Throughout the material below, count each line in which the word "arrow" appears, then reply with the count only.
··· SOURCE DATA ···
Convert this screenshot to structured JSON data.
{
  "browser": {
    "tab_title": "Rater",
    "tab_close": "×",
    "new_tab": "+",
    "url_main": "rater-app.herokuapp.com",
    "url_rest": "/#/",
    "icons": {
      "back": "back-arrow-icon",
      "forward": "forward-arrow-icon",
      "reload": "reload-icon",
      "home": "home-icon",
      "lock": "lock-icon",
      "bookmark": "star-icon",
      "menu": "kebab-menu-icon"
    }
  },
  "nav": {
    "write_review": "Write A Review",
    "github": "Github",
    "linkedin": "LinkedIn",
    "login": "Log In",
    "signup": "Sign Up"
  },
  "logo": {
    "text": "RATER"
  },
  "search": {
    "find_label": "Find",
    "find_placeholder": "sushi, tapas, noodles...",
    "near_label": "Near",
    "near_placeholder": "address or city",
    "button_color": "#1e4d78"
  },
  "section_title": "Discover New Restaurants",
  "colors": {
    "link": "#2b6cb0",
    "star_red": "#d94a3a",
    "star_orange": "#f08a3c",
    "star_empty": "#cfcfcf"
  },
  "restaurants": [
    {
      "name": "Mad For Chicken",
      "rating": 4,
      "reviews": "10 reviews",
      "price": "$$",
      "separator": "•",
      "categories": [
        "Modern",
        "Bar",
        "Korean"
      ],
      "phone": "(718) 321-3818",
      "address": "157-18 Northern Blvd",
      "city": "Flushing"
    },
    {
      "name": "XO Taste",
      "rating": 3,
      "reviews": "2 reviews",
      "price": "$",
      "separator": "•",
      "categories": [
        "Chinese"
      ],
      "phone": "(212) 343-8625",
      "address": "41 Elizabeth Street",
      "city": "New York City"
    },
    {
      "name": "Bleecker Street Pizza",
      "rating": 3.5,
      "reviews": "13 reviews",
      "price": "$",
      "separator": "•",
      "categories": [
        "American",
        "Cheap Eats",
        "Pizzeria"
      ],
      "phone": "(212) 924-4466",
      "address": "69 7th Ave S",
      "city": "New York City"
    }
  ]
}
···
### [ANSWER FOR THIS EXERCISE]
2